Sunday, May 3, 2015

Outside of Fairbanks

For our day off today, we drove out into the country. Our first stop was the Alaska Pipeline. I learned that the reason it is above ground is because the oil is warm (about 100 degrees F) as it flows through the pipe. The ground, however, is frozen permafrost. If the pipeline were buried it would thaw the ground and  make it unstable. I hadn't thought of that before. I guess I figured it was the other way around-- that the ground would make the oil too cold. But no.
A stream ran parallel to the Pipeline. It was still frozen along the edges. We were fascinated with the ice crystals. So delicate and beautiful.
 Then we drove up to the Chena Hot Springs Resort, about an hour outside of Fairbanks. We ate lunch there and enjoyed walking around. There were several old vehicles of various kinds, just rusting away... lots of log buildings with moose racks galore... and pen of reindeer sleeping under trees... another pen of chickens and goats hanging out together. Just random, interesting stuff.
We didn't get into the hot springs, but we dipped our hands in to see if it really was "hot." It was. It also smelled like sulphur. The middle picture is the "ice skating pond." I decided my ice skates probably wouldn't work on it in that condition.

It was a fun, relaxing day. Tomorrow we'll be back to work at the Fairbanks IDEA convention.

Denali Viewpoint South

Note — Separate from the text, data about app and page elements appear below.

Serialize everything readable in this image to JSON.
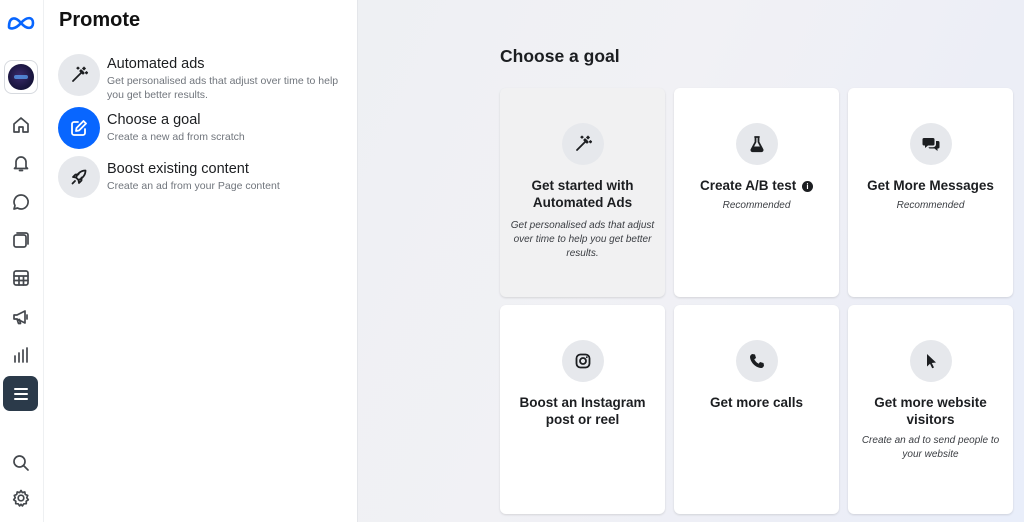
{
  "panel": {
    "title": "Promote",
    "options": [
      {
        "label": "Automated ads",
        "desc": "Get personalised ads that adjust over time to help you get better results."
      },
      {
        "label": "Choose a goal",
        "desc": "Create a new ad from scratch"
      },
      {
        "label": "Boost existing content",
        "desc": "Create an ad from your Page content"
      }
    ]
  },
  "main": {
    "heading": "Choose a goal",
    "cards": [
      {
        "title": "Get started with Automated Ads",
        "subtitle": "Get personalised ads that adjust over time to help you get better results.",
        "icon": "magic-wand-icon"
      },
      {
        "title": "Create A/B test",
        "info": "i",
        "subtitle": "Recommended",
        "icon": "flask-icon"
      },
      {
        "title": "Get More Messages",
        "subtitle": "Recommended",
        "icon": "chat-bubbles-icon"
      },
      {
        "title": "Boost an Instagram post or reel",
        "subtitle": "",
        "icon": "instagram-icon"
      },
      {
        "title": "Get more calls",
        "subtitle": "",
        "icon": "phone-icon"
      },
      {
        "title": "Get more website visitors",
        "subtitle": "Create an ad to send people to your website",
        "icon": "cursor-icon"
      }
    ]
  },
  "rail": {
    "icons": [
      "meta-logo-icon",
      "page-avatar",
      "home-icon",
      "bell-icon",
      "chat-icon",
      "content-icon",
      "planner-icon",
      "megaphone-icon",
      "insights-icon",
      "menu-icon",
      "search-icon",
      "settings-icon"
    ]
  },
  "colors": {
    "accent": "#0866ff",
    "rail_active": "#2b3a4a"
  }
}
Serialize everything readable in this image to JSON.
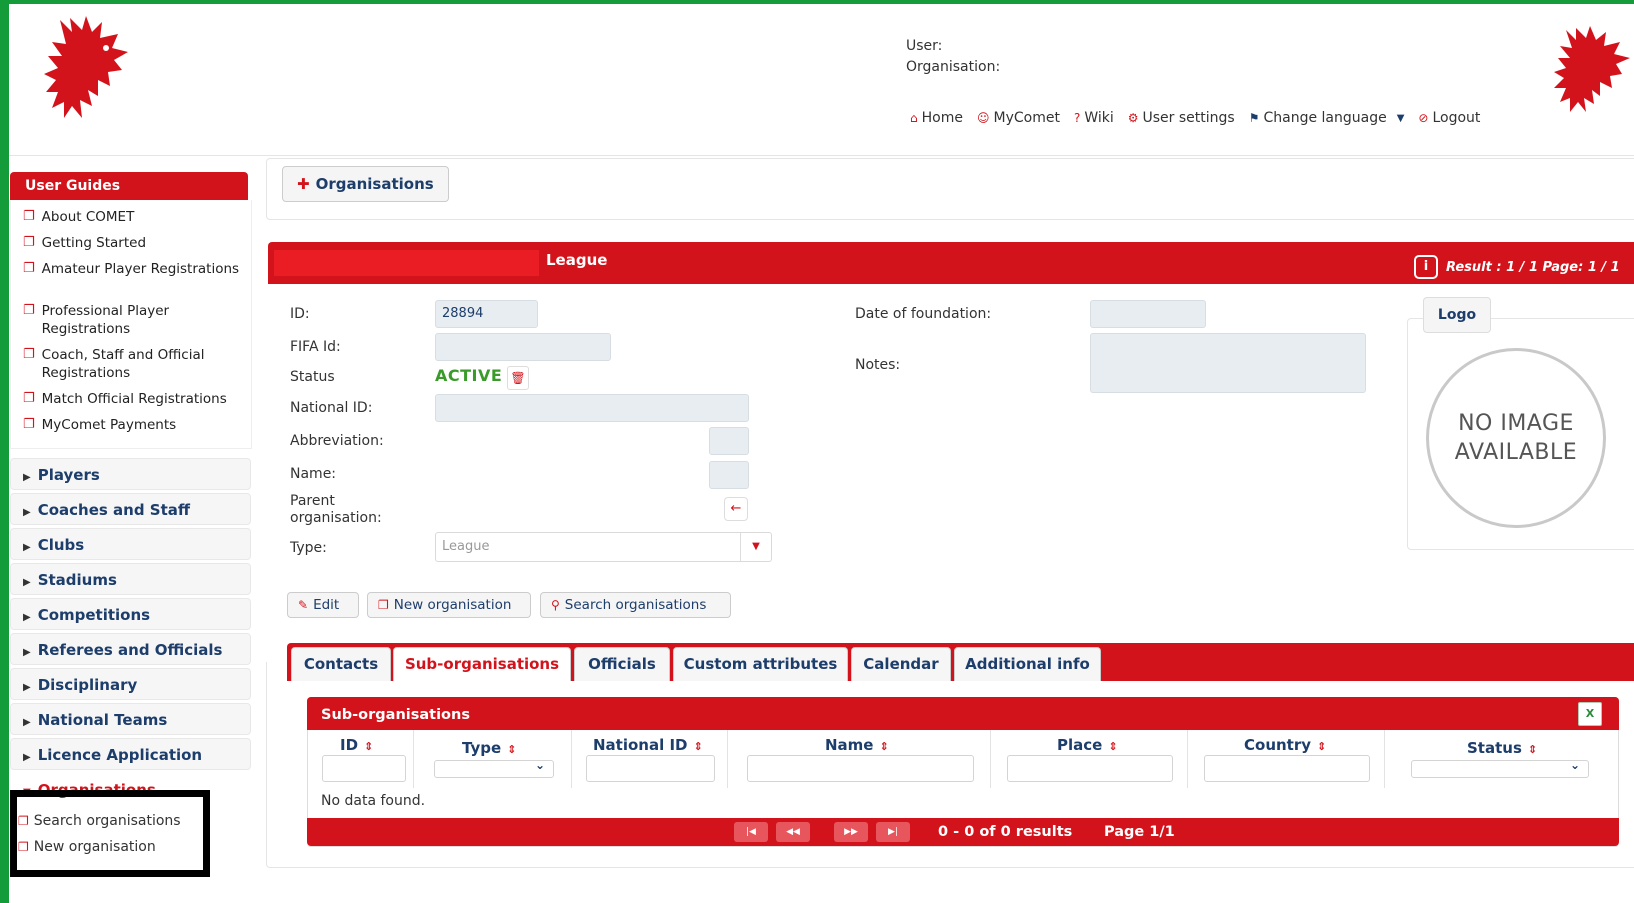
{
  "header": {
    "user_label": "User:",
    "organisation_label": "Organisation:",
    "nav": [
      {
        "icon": "home-icon",
        "glyph": "⌂",
        "label": "Home"
      },
      {
        "icon": "user-icon",
        "glyph": "☺",
        "label": "MyComet"
      },
      {
        "icon": "help-icon",
        "glyph": "?",
        "label": "Wiki"
      },
      {
        "icon": "gear-icon",
        "glyph": "⚙",
        "label": "User settings"
      },
      {
        "icon": "uk-flag-icon",
        "glyph": "⚑",
        "label": "Change language"
      },
      {
        "icon": "logout-icon",
        "glyph": "⊘",
        "label": "Logout"
      }
    ]
  },
  "sidebar": {
    "user_guides_title": "User Guides",
    "guides": [
      "About COMET",
      "Getting Started",
      "Amateur Player Registrations",
      "Professional Player Registrations",
      "Coach, Staff and Official Registrations",
      "Match Official Registrations",
      "MyComet Payments"
    ],
    "menu": [
      "Players",
      "Coaches and Staff",
      "Clubs",
      "Stadiums",
      "Competitions",
      "Referees and Officials",
      "Disciplinary",
      "National Teams",
      "Licence Application",
      "Organisations"
    ],
    "sub_items": [
      "Search organisations",
      "New organisation"
    ]
  },
  "main": {
    "organisations_button": "Organisations",
    "league_title": "League",
    "result_text": "Result : 1 / 1 Page: 1 / 1",
    "labels": {
      "id": "ID:",
      "fifa_id": "FIFA Id:",
      "status": "Status",
      "national_id": "National ID:",
      "abbreviation": "Abbreviation:",
      "name": "Name:",
      "parent": "Parent organisation:",
      "type": "Type:",
      "date_of_foundation": "Date of foundation:",
      "notes": "Notes:"
    },
    "values": {
      "id": "28894",
      "status": "ACTIVE",
      "type": "League"
    },
    "logo_label": "Logo",
    "no_image": "NO IMAGE AVAILABLE",
    "actions": [
      "Edit",
      "New organisation",
      "Search organisations"
    ],
    "tabs": [
      "Contacts",
      "Sub-organisations",
      "Officials",
      "Custom attributes",
      "Calendar",
      "Additional info"
    ],
    "active_tab": "Sub-organisations",
    "sub_table": {
      "title": "Sub-organisations",
      "columns": [
        "ID",
        "Type",
        "National ID",
        "Name",
        "Place",
        "Country",
        "Status"
      ],
      "empty_text": "No data found.",
      "pager_results": "0 - 0 of 0 results",
      "pager_page": "Page 1/1"
    }
  },
  "colors": {
    "brand_red": "#d3131b",
    "navy": "#1d3d6b",
    "active_green": "#3a9a2a",
    "frame_green": "#149b3a"
  }
}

The second "sight-seeing" stop of yesterday's road trip was at the Denali Viewpoint South. It involved a short uphill hike for the best view. I wasn't too sure where it would take us, so I asked some ladies coming down if the hike was worth the view. They assured me that it definitely was, and that I was almost there. So I kept going.

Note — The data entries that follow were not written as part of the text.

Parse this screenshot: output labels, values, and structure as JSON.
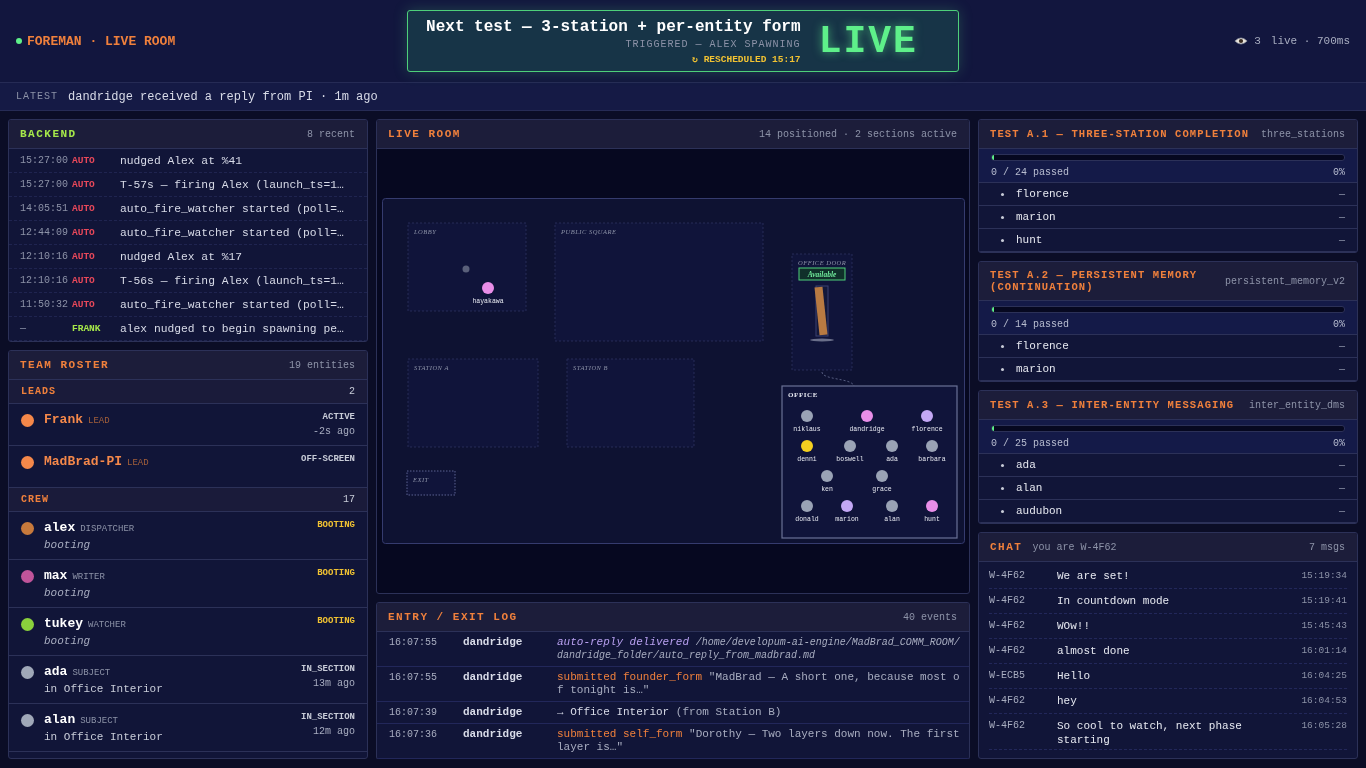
{
  "header": {
    "app_title": "FOREMAN · LIVE ROOM",
    "online": true,
    "banner": {
      "title": "Next test — 3-station + per-entity form",
      "subtitle": "TRIGGERED — ALEX SPAWNING",
      "rescheduled": "↻ RESCHEDULED 15:17",
      "status": "LIVE"
    },
    "viewers": "3",
    "mode": "live · 700ms"
  },
  "latest": {
    "label": "LATEST",
    "text": "dandridge received a reply from PI · 1m ago"
  },
  "backend": {
    "title": "BACKEND",
    "count": "8 recent",
    "rows": [
      {
        "time": "15:27:00",
        "source": "AUTO",
        "color": "#e8485a",
        "message": "nudged Alex at %41"
      },
      {
        "time": "15:27:00",
        "source": "AUTO",
        "color": "#e8485a",
        "message": "T-57s — firing Alex (launch_ts=1…"
      },
      {
        "time": "14:05:51",
        "source": "AUTO",
        "color": "#e8485a",
        "message": "auto_fire_watcher started (poll=…"
      },
      {
        "time": "12:44:09",
        "source": "AUTO",
        "color": "#e8485a",
        "message": "auto_fire_watcher started (poll=…"
      },
      {
        "time": "12:10:16",
        "source": "AUTO",
        "color": "#e8485a",
        "message": "nudged Alex at %17"
      },
      {
        "time": "12:10:16",
        "source": "AUTO",
        "color": "#e8485a",
        "message": "T-56s — firing Alex (launch_ts=1…"
      },
      {
        "time": "11:50:32",
        "source": "AUTO",
        "color": "#e8485a",
        "message": "auto_fire_watcher started (poll=…"
      },
      {
        "time": "—",
        "source": "FRANK",
        "color": "#a6e84a",
        "message": "alex nudged to begin spawning pe…"
      }
    ]
  },
  "roster": {
    "title": "TEAM ROSTER",
    "count": "19 entities",
    "groups": [
      {
        "label": "LEADS",
        "count": "2",
        "kind": "lead",
        "members": [
          {
            "name": "Frank",
            "role": "LEAD",
            "status": "ACTIVE",
            "booting": false,
            "ago": "-2s ago",
            "color": "#f5884a"
          },
          {
            "name": "MadBrad-PI",
            "role": "LEAD",
            "status": "OFF-SCREEN",
            "booting": false,
            "color": "#f5884a"
          }
        ]
      },
      {
        "label": "CREW",
        "count": "17",
        "kind": "crew",
        "members": [
          {
            "name": "alex",
            "role": "DISPATCHER",
            "status": "BOOTING",
            "booting": true,
            "sub": "booting",
            "color": "#c87a3c"
          },
          {
            "name": "max",
            "role": "WRITER",
            "status": "BOOTING",
            "booting": true,
            "sub": "booting",
            "color": "#c0549a"
          },
          {
            "name": "tukey",
            "role": "WATCHER",
            "status": "BOOTING",
            "booting": true,
            "sub": "booting",
            "color": "#8ad03c"
          },
          {
            "name": "ada",
            "role": "SUBJECT",
            "status": "IN_SECTION",
            "booting": false,
            "sub": "in Office Interior",
            "ago": "13m ago",
            "color": "#a0a8b8"
          },
          {
            "name": "alan",
            "role": "SUBJECT",
            "status": "IN_SECTION",
            "booting": false,
            "sub": "in Office Interior",
            "ago": "12m ago",
            "color": "#a0a8b8"
          }
        ]
      }
    ]
  },
  "live_room": {
    "title": "LIVE ROOM",
    "summary": "14 positioned · 2 sections active",
    "zones": [
      {
        "label": "LOBBY",
        "kind": "zone",
        "nodes": [
          {
            "kind": "marker",
            "color": "#5a607a"
          },
          {
            "kind": "entity",
            "name": "hayakawa",
            "color": "#e98ee8"
          }
        ]
      },
      {
        "label": "PUBLIC SQUARE",
        "kind": "zone"
      },
      {
        "label": "OFFICE DOOR",
        "kind": "door",
        "badge": "Available"
      },
      {
        "label": "STATION A",
        "kind": "zone"
      },
      {
        "label": "STATION B",
        "kind": "zone"
      },
      {
        "label": "EXIT",
        "kind": "exit"
      },
      {
        "label": "OFFICE",
        "kind": "room",
        "nodes": [
          {
            "kind": "entity",
            "name": "niklaus",
            "color": "#9aa3b5"
          },
          {
            "kind": "entity",
            "name": "dandridge",
            "color": "#e98ee8"
          },
          {
            "kind": "entity",
            "name": "florence",
            "color": "#c4a8f5"
          },
          {
            "kind": "entity",
            "name": "denni",
            "color": "#f5d020"
          },
          {
            "kind": "entity",
            "name": "boswell",
            "color": "#9aa3b5"
          },
          {
            "kind": "entity",
            "name": "ada",
            "color": "#9aa3b5"
          },
          {
            "kind": "entity",
            "name": "barbara",
            "color": "#9aa3b5"
          },
          {
            "kind": "entity",
            "name": "ken",
            "color": "#9aa3b5"
          },
          {
            "kind": "entity",
            "name": "grace",
            "color": "#9aa3b5"
          },
          {
            "kind": "entity",
            "name": "donald",
            "color": "#9aa3b5"
          },
          {
            "kind": "entity",
            "name": "marion",
            "color": "#c4a8f5"
          },
          {
            "kind": "entity",
            "name": "alan",
            "color": "#9aa3b5"
          },
          {
            "kind": "entity",
            "name": "hunt",
            "color": "#e98ee8"
          }
        ]
      }
    ]
  },
  "log": {
    "title": "ENTRY / EXIT LOG",
    "count": "40 events",
    "rows": [
      {
        "time": "16:07:55",
        "who": "dandridge",
        "kind": "reply",
        "action": "auto-reply delivered",
        "detail": "/home/developum-ai-engine/MadBrad_COMM_ROOM/dandridge_folder/auto_reply_from_madbrad.md"
      },
      {
        "time": "16:07:55",
        "who": "dandridge",
        "kind": "form",
        "action": "submitted founder_form",
        "detail": "\"MadBrad — A short one, because most of tonight is…\""
      },
      {
        "time": "16:07:39",
        "who": "dandridge",
        "kind": "move",
        "action": "→ Office Interior",
        "detail": "(from Station B)"
      },
      {
        "time": "16:07:36",
        "who": "dandridge",
        "kind": "form",
        "action": "submitted self_form",
        "detail": "\"Dorothy — Two layers down now. The first layer is…\""
      }
    ]
  },
  "tests": [
    {
      "title": "TEST A.1 — THREE-STATION COMPLETION",
      "code": "three_stations",
      "level": 0,
      "passed": "0 / 24 passed",
      "percent": "0%",
      "entities": [
        {
          "name": "florence",
          "result": "—"
        },
        {
          "name": "marion",
          "result": "—"
        },
        {
          "name": "hunt",
          "result": "—"
        }
      ]
    },
    {
      "title": "TEST A.2 — PERSISTENT MEMORY (CONTINUATION)",
      "code": "persistent_memory_v2",
      "level": 0,
      "passed": "0 / 14 passed",
      "percent": "0%",
      "entities": [
        {
          "name": "florence",
          "result": "—"
        },
        {
          "name": "marion",
          "result": "—"
        }
      ]
    },
    {
      "title": "TEST A.3 — INTER-ENTITY MESSAGING",
      "code": "inter_entity_dms",
      "level": 0,
      "passed": "0 / 25 passed",
      "percent": "0%",
      "entities": [
        {
          "name": "ada",
          "result": "—"
        },
        {
          "name": "alan",
          "result": "—"
        },
        {
          "name": "audubon",
          "result": "—"
        }
      ]
    }
  ],
  "chat": {
    "title": "CHAT",
    "identity": "you are W-4F62",
    "count": "7 msgs",
    "messages": [
      {
        "sender": "W-4F62",
        "text": "We are set!",
        "time": "15:19:34"
      },
      {
        "sender": "W-4F62",
        "text": "In countdown mode",
        "time": "15:19:41"
      },
      {
        "sender": "W-4F62",
        "text": "WOw!!",
        "time": "15:45:43"
      },
      {
        "sender": "W-4F62",
        "text": "almost done",
        "time": "16:01:14"
      },
      {
        "sender": "W-ECB5",
        "text": "Hello",
        "time": "16:04:25"
      },
      {
        "sender": "W-4F62",
        "text": "hey",
        "time": "16:04:53"
      },
      {
        "sender": "W-4F62",
        "text": "So cool to watch, next phase starting",
        "time": "16:05:28"
      }
    ]
  }
}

The strip of photos in the collage above shows the trail, starting from the bottom picture and going up. I could just barely see the top of the mountain as I started up. The background picture was taken from the viewpoint at the top of the trail. As were these...
The view of the mountain from this vantage point was breathtaking. At over 20,000 feet, Denali is the tallest mountain on the North American continent. Apparently, Mount McKinley is the official name, but the "real" name of the mountain is Denali. If you're like me, you've heard all this before but may not remember it at the moment.

As with most major mountains, seeing it on a sunny day is rare. We were thrilled that the weather cooperated for a stunning view just for us.

Saturday, May 2, 2015

Talkeetna, Alaska

On our road trip today we enjoyed a detour to the little town of Talkeetna.
Tourists that we are, we decided that it was a quintessential Alaskan town.
 We walked down the street lined with authentic log cabins...
...whimsical buildings...
...and even a yurt!
I would have liked to try this coffee shop, but it didn't seem to be open when we were there.
We followed the signs to the "river view trail"... past the Mexican Moose where this little girl was selling cinnamon roasted nuts, along with random Mexican-y style gifts under the awning behind her. We never did understand why Mexican. In Alaska. Just to be different maybe. I have no idea.
The river view was well worth the hike.
A photographer was rafting down the river with his collapsible bicycle in the raft with him. In case you didn't recognize it, yes, that is indeed Mount McKinley way off in the distance.
Here. Let me zoom in on it for you.

You know what? I think it just needs its own post. But it's getting late. So I'll post those pictures tomorrow.